TASK DETAILS | I need the number of lines in the data that contain the word "Google", and nothing beyond it.

SOURCE MATERIAL |

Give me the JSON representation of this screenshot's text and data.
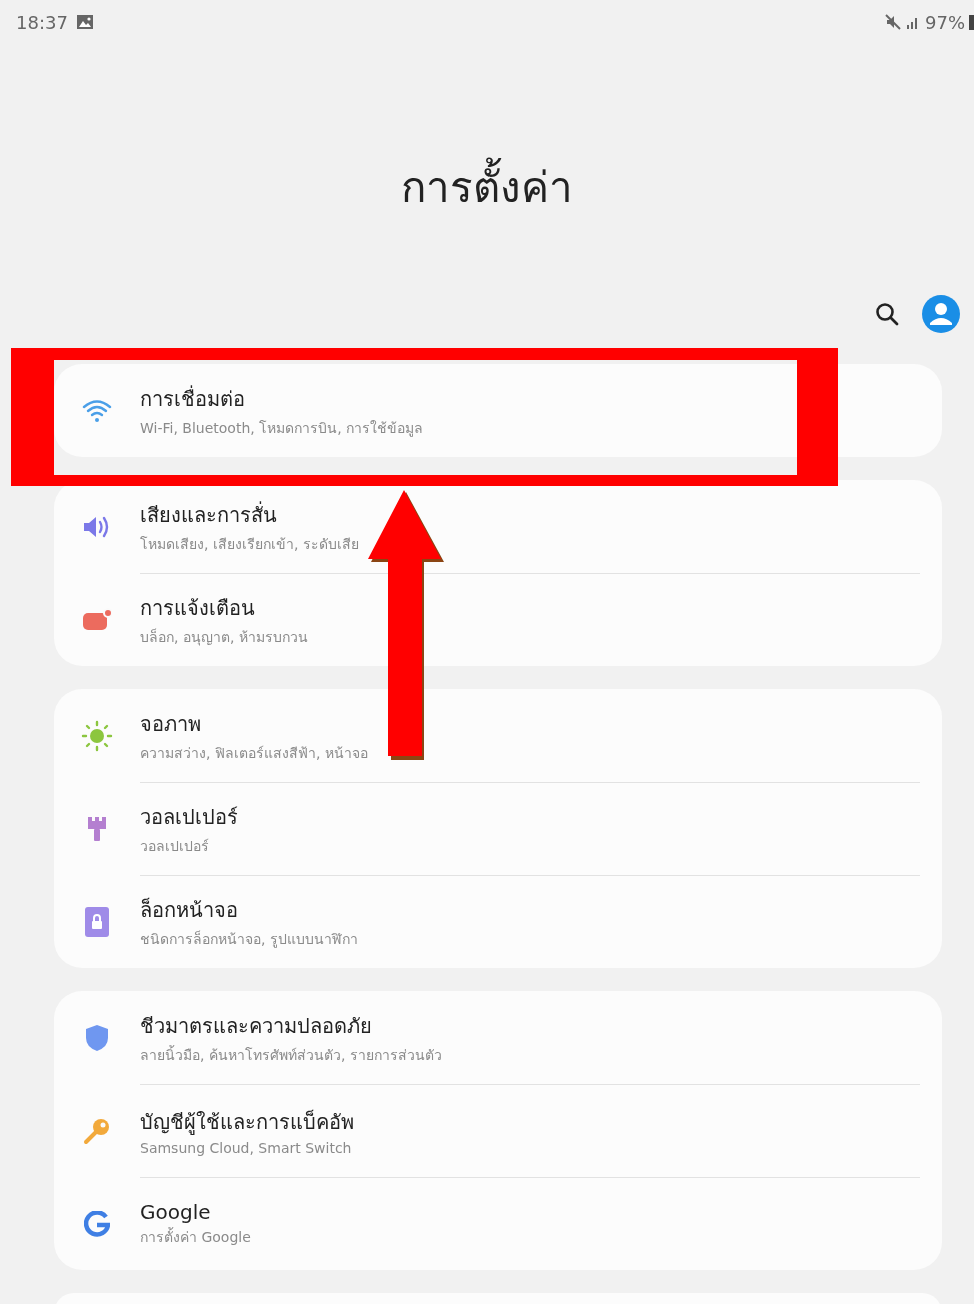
{
  "status_bar": {
    "time": "18:37",
    "battery": "97%"
  },
  "title": "การตั้งค่า",
  "groups": [
    {
      "items": [
        {
          "title": "การเชื่อมต่อ",
          "subtitle": "Wi-Fi, Bluetooth, โหมดการบิน, การใช้ข้อมูล"
        }
      ]
    },
    {
      "items": [
        {
          "title": "เสียงและการสั่น",
          "subtitle": "โหมดเสียง, เสียงเรียกเข้า, ระดับเสีย"
        },
        {
          "title": "การแจ้งเตือน",
          "subtitle": "บล็อก, อนุญาต, ห้ามรบกวน"
        }
      ]
    },
    {
      "items": [
        {
          "title": "จอภาพ",
          "subtitle": "ความสว่าง, ฟิลเตอร์แสงสีฟ้า, หน้าจอ"
        },
        {
          "title": "วอลเปเปอร์",
          "subtitle": "วอลเปเปอร์"
        },
        {
          "title": "ล็อกหน้าจอ",
          "subtitle": "ชนิดการล็อกหน้าจอ, รูปแบบนาฬิกา"
        }
      ]
    },
    {
      "items": [
        {
          "title": "ชีวมาตรและความปลอดภัย",
          "subtitle": "ลายนิ้วมือ, ค้นหาโทรศัพท์ส่วนตัว, รายการส่วนตัว"
        },
        {
          "title": "บัญชีผู้ใช้และการแบ็คอัพ",
          "subtitle": "Samsung Cloud, Smart Switch"
        },
        {
          "title": "Google",
          "subtitle": "การตั้งค่า Google"
        }
      ]
    }
  ]
}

THE ANSWER | 2